Problem: Only the number is requested. Tally the lines of the data that hold the string "email".

** Data for processing follows **

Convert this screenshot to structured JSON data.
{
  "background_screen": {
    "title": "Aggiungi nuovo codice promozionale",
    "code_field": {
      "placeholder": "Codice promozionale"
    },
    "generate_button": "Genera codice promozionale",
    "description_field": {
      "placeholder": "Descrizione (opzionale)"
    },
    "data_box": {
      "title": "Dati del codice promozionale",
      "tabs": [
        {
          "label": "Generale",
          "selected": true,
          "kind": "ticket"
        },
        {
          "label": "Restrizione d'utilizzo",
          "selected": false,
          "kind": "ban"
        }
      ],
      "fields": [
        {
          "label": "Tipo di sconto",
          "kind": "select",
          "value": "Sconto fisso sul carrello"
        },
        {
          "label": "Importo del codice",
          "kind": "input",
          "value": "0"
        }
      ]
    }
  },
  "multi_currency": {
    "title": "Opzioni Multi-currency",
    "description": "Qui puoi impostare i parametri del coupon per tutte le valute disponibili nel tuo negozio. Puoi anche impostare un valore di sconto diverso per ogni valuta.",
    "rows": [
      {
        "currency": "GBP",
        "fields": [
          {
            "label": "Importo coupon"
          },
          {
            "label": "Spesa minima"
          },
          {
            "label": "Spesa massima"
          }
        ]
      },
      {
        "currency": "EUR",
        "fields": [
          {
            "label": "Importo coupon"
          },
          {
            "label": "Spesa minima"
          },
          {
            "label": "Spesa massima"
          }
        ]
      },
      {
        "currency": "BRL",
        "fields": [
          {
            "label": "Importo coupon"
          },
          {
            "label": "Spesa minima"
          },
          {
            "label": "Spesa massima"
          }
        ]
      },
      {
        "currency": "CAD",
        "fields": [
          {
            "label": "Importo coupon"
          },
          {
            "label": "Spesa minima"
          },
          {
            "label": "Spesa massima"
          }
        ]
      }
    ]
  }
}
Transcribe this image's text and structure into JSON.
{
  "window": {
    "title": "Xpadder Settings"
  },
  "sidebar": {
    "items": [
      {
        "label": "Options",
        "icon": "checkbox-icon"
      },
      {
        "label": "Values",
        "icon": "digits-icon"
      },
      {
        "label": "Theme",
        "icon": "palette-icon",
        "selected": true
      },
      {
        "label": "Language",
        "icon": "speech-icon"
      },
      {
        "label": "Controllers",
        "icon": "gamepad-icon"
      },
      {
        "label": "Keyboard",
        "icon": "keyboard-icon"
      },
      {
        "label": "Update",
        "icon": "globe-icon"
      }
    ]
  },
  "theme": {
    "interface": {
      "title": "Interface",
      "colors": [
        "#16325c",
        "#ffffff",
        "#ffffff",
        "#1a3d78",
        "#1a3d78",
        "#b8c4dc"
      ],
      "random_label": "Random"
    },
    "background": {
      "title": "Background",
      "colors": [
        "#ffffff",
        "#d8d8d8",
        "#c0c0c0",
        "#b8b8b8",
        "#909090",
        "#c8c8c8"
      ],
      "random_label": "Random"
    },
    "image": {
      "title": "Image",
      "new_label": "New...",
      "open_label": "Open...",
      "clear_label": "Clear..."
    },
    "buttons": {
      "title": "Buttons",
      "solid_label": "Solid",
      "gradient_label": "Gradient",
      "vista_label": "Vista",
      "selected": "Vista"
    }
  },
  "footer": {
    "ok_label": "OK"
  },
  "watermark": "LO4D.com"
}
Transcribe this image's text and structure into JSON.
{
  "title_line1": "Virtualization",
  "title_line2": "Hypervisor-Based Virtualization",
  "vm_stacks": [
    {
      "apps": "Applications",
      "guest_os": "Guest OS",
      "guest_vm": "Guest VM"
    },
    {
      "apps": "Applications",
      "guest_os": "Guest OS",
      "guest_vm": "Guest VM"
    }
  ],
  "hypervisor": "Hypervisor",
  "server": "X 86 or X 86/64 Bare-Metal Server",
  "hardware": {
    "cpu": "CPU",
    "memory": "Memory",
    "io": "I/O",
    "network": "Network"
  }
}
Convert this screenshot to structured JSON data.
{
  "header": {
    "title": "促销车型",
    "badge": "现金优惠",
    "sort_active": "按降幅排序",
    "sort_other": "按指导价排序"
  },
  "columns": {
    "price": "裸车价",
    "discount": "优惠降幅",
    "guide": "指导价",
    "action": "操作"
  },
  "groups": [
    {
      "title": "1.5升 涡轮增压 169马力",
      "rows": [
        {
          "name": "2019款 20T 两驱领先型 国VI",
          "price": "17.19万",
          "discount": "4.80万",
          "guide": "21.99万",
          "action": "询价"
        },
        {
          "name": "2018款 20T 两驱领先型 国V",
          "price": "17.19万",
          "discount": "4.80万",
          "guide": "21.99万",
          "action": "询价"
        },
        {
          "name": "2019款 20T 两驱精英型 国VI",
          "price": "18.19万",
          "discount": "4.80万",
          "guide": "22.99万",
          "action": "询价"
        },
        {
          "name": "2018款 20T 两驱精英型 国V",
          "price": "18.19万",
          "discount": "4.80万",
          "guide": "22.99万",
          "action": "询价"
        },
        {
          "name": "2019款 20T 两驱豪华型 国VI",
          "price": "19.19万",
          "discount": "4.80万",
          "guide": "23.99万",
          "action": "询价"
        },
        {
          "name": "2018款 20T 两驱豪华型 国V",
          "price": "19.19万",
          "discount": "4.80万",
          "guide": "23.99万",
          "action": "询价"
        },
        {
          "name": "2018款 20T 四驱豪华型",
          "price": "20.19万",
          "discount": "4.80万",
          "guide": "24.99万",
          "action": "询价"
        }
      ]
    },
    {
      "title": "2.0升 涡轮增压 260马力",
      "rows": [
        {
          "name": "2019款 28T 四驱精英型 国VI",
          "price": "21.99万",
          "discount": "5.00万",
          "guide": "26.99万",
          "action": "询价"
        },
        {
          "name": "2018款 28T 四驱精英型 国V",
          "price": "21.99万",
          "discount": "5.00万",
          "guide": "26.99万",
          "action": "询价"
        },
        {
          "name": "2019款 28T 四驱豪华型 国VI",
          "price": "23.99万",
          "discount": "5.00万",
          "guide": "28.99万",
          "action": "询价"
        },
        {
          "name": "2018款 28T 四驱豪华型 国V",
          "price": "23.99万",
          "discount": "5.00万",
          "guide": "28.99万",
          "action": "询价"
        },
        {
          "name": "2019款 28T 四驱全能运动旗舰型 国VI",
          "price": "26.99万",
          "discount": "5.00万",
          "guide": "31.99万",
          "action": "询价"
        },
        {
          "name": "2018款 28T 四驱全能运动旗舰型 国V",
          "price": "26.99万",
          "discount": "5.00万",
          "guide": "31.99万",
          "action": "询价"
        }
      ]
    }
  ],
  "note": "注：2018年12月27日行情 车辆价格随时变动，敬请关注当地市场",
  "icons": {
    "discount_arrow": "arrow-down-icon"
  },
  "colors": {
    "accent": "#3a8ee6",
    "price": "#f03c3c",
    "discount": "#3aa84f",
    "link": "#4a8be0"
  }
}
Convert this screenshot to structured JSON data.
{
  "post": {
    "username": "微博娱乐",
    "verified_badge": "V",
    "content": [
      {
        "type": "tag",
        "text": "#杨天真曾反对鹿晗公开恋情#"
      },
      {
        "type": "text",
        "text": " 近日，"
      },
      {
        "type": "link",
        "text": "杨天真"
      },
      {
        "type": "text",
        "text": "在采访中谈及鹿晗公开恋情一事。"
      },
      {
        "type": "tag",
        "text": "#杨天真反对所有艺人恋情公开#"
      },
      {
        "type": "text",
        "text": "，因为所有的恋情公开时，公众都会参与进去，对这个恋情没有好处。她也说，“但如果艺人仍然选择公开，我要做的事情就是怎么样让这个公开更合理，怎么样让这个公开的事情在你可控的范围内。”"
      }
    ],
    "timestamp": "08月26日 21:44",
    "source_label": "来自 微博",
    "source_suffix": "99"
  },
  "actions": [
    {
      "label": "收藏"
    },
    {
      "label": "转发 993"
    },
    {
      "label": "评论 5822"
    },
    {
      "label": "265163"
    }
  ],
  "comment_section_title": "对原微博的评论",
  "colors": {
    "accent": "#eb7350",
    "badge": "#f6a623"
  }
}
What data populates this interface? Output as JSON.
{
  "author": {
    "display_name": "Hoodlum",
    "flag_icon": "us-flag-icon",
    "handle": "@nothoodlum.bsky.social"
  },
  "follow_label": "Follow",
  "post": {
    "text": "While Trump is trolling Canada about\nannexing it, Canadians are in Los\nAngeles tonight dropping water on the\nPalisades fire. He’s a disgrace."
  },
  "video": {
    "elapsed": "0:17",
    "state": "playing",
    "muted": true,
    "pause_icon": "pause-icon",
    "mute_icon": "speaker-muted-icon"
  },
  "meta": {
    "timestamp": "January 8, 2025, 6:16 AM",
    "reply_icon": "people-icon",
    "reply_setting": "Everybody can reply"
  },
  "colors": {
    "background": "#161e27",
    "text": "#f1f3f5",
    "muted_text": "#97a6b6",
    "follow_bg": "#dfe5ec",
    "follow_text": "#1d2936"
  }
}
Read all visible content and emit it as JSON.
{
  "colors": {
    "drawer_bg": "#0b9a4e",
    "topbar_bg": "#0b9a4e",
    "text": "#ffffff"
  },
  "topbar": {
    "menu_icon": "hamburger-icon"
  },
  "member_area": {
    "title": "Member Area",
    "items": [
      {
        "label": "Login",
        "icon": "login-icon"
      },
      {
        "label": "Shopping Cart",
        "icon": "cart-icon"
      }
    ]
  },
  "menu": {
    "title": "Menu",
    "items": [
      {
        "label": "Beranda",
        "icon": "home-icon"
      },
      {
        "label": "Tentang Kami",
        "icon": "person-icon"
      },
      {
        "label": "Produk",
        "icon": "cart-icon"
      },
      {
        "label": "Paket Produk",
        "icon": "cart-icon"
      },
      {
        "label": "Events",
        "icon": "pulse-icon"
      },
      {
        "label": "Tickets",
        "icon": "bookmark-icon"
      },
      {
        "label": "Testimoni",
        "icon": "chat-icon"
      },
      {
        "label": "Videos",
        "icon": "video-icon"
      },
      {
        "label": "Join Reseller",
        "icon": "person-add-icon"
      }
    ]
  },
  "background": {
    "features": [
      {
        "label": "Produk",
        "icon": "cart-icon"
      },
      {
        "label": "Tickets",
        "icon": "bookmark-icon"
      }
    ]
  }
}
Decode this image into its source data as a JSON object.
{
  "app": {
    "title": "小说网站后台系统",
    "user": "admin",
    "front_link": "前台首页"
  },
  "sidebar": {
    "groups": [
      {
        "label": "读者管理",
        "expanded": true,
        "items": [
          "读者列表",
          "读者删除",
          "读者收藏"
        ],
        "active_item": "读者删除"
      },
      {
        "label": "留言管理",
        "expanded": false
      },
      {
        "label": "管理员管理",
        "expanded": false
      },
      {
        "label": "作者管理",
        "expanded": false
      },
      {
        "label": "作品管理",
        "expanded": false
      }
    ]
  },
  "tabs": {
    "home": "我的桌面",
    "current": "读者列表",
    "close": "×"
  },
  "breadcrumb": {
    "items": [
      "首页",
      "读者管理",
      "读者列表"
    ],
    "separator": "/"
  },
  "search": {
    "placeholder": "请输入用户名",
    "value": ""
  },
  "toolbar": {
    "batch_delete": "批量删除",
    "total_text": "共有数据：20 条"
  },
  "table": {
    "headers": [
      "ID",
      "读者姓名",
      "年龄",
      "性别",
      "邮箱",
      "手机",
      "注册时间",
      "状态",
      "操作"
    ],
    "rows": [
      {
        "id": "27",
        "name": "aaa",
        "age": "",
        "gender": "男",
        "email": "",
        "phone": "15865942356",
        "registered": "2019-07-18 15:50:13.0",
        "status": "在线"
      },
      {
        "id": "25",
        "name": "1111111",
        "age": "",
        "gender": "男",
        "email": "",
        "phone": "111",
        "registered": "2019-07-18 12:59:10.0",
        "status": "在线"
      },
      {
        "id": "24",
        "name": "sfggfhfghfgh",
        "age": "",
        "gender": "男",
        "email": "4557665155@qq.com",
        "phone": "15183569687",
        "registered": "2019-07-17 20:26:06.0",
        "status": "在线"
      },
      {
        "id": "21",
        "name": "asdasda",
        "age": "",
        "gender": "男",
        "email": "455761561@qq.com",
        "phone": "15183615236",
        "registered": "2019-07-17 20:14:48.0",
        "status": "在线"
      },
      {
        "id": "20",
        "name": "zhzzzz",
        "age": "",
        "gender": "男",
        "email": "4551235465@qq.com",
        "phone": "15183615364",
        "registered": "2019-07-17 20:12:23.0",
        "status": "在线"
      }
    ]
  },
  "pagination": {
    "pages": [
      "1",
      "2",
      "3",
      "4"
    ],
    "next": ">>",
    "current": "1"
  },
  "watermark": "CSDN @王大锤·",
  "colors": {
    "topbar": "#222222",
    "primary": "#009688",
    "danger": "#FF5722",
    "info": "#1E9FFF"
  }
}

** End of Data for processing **

Final answer: 5